Sacred Feathers: The Reverend Peter Jones (Kahkewaquonaby) and the Mississauga Indians, second edition, is the first comprehensive biography of Peter Jones, the son of a Welsh surveyor and a Mississauga woman. Born in 1802, Peter Jones lived a distinguished life literally between two worlds. He lived the traditional Ojibwa lifestyle with his mother's family in southern Ontario. Later he lived with his father learning English and a trade. Following his conversion, Peter became a Methodist minister.
Applied Anthropology in Canada: Understanding Aboriginal Issues is an impassioned call for a revitalized anthropology by University of Guelph professor of Sociology and Anthropology, Edward Hedican. In this second edition, Hedican includes commentary about the Royal Commission, Bill-C31, and most importantly the Ipperwash Inquiry of 2007. Hedican argues that anthropology must be more directly attuned to the practical problems faced by First Nations in Canada and anthropologists must be involved in land claims and public policy issues.
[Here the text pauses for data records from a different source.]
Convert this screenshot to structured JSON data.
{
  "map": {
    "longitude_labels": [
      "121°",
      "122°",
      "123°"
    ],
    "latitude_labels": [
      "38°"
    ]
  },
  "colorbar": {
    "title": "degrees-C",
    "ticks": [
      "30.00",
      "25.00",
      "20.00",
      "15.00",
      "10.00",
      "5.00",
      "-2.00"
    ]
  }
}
Sweet Promises: A Reader in Indian-White Relations in Canada is a collection of 26 previously published articles concerned with the nature of Indian-White relations in the various regions of Canada from the days of New France to the present. Historians contributed most of these previously published essays.
Rose is the eagerly awaited third installment in Tomson Highway’s “rez” cycle—a large-cast musical set on the Wasaychigan Hill Reserve in 1992, reintroducing many of the characters from the first two plays, The Rez Sisters and Dry Lips Oughta Move to Kapuskasing. The play features, as the title suggests, Roses. One Rose has recently become chief of the reserve, a woman who must fight constantly to keep her position and maintain the integrity of her culture.
The Illustrated History of the Chippewas of Nawash Teacher's Guide accompanies the graphic novel of the same name. The Guide was designed for teachers for use at the grade 7 and 8 levels. The Guide is designed to be learner centered and culturally based, and to assist teachers in using the Illustrated History of the Chippewas of Nawash to enhance their students' knowledge and awareness of this First Nation's culture and history.
Aboriginal Peoples: Building for the Future tells the story of Aboriginal Peoples in Canada in the 20th century. The book is arranged into 37 chapters each covering a specific topic. Topics as diverse as elders, residential schools, life in the cities, the arts, treaties, forced relocations, as well as land claims and self-government are explored. Each chapter contains a wealth of information in the form of primary source quotations, photographs, works of art, graphs and charts, and text.